→ **What to do**
Where does the word "icon" appear in the entries below? Copy each line that holds it.

__________

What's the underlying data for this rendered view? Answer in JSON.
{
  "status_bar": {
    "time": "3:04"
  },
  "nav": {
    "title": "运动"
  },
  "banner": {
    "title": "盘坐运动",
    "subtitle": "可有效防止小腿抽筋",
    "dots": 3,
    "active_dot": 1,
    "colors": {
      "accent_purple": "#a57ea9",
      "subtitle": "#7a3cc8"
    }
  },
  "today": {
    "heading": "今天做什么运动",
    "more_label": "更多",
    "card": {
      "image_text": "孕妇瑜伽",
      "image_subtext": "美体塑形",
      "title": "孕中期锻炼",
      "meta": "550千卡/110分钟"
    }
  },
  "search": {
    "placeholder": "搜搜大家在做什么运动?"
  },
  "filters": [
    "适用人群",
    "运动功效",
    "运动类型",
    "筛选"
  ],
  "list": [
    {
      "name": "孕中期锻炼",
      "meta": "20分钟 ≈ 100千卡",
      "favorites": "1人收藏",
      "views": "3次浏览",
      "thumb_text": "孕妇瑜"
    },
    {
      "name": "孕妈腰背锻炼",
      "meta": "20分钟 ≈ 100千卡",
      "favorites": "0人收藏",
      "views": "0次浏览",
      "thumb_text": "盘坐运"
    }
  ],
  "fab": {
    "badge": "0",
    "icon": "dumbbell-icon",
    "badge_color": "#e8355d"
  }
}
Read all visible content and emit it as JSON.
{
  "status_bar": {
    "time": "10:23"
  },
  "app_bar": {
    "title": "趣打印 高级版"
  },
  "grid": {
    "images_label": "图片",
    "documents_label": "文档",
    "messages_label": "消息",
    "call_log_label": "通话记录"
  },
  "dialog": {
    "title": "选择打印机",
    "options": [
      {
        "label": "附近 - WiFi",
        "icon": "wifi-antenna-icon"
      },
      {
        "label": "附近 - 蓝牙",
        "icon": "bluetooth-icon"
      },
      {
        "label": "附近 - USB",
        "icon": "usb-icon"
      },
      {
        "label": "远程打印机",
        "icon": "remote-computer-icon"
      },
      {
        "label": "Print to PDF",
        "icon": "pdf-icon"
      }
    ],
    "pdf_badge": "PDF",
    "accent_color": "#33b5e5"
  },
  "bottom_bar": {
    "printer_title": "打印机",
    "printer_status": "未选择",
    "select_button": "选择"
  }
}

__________

→ **Written solution**
    "icon": "dumbbell-icon",
        "icon": "wifi-antenna-icon"
        "icon": "bluetooth-icon"
        "icon": "usb-icon"
        "icon": "remote-computer-icon"
        "icon": "pdf-icon"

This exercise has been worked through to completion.